I was thinking to myself earlier today, and I took my own breath away. I started asking you in my head what you wanted me to tell you about. I whispered out loud 'What do you want mama to tell you, Frost?" Nobody else heard me, I was away from them. I knew this, so I asked you again. Words kept creeping out of me. Soft squeaks, sounds unaccustomed to air. I let the weight of the words pull my head down. Nobody saw me. I looked at what my hands were doing. Making cookies. I shattered at the thought that you would never know cookies. I took myself away from them. I watched the corner for something so plain that I would not be saddened by the fact that you would never see it. The stained plastic bucket, the stained plastic wall, the broken tile. You wouldn't have become a great man through the influence of these things. I settled my eyes on them, and their lack of beauty settled my heartbeat.
But what if the the bucket had been a beautifully crafted basket, twined by a Hopi woman long ago? What if the wall had been a lost fresco from Pompeii? And the broken tile, one of Byzantine splendor? What then, Frost? You missed my day today, my slow world, my plain world. Even though my life is not exciting, I would have loved to have seen the exaltation in your face the first time you ever had a cookie. Those are the days that real lives are made for.
It wasn't until later that I tried to share this part of my day with one other. I gave hints and the wrong questions were asked. So the time stayed between me and you. I have to remember this.
Night, night Frost
Mama loves you.

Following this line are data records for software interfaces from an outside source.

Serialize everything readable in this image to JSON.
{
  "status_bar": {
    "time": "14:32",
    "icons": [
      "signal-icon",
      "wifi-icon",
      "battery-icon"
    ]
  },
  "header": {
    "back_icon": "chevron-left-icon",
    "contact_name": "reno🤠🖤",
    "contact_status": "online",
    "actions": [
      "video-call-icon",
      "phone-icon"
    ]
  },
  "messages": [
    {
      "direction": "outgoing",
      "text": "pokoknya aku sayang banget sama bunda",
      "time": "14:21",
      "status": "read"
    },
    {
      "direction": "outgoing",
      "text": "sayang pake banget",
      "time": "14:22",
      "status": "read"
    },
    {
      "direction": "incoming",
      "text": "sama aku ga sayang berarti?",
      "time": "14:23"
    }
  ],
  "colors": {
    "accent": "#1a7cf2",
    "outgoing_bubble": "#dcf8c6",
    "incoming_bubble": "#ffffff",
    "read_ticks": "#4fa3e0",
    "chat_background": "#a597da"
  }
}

1 comment:

  1. So beautiful.

    Sometimes it is the little things that our children will never know that . . shatter. You have hit on precisely the right word.

    I even feel sad that she will never know my own slow, plain world as it was all I had to offer. And I don't really know what the alternative might be.

    I hope you found some comfort in this exchange between you and Frost. x